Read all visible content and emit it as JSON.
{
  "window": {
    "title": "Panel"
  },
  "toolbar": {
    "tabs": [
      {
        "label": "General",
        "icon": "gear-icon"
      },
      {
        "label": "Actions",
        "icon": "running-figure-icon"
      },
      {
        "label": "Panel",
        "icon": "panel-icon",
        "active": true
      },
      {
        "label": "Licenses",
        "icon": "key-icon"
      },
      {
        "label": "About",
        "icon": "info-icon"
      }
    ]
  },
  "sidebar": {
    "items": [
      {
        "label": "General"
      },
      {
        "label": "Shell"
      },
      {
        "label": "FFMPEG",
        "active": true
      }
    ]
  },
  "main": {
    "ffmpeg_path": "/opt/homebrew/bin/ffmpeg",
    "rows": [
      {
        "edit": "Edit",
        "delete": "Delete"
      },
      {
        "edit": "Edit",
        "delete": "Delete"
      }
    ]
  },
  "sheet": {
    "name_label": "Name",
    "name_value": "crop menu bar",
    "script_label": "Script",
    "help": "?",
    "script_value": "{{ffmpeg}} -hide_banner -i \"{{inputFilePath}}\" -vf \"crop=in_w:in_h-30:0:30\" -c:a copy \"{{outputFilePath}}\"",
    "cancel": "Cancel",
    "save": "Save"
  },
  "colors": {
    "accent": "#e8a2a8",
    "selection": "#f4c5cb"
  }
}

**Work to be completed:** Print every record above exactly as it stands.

**Exercise response:**
Read all visible content and emit it as JSON.
{
  "window": {
    "title": "Panel"
  },
  "toolbar": {
    "tabs": [
      {
        "label": "General",
        "icon": "gear-icon"
      },
      {
        "label": "Actions",
        "icon": "running-figure-icon"
      },
      {
        "label": "Panel",
        "icon": "panel-icon",
        "active": true
      },
      {
        "label": "Licenses",
        "icon": "key-icon"
      },
      {
        "label": "About",
        "icon": "info-icon"
      }
    ]
  },
  "sidebar": {
    "items": [
      {
        "label": "General"
      },
      {
        "label": "Shell"
      },
      {
        "label": "FFMPEG",
        "active": true
      }
    ]
  },
  "main": {
    "ffmpeg_path": "/opt/homebrew/bin/ffmpeg",
    "rows": [
      {
        "edit": "Edit",
        "delete": "Delete"
      },
      {
        "edit": "Edit",
        "delete": "Delete"
      }
    ]
  },
  "sheet": {
    "name_label": "Name",
    "name_value": "crop menu bar",
    "script_label": "Script",
    "help": "?",
    "script_value": "{{ffmpeg}} -hide_banner -i \"{{inputFilePath}}\" -vf \"crop=in_w:in_h-30:0:30\" -c:a copy \"{{outputFilePath}}\"",
    "cancel": "Cancel",
    "save": "Save"
  },
  "colors": {
    "accent": "#e8a2a8",
    "selection": "#f4c5cb"
  }
}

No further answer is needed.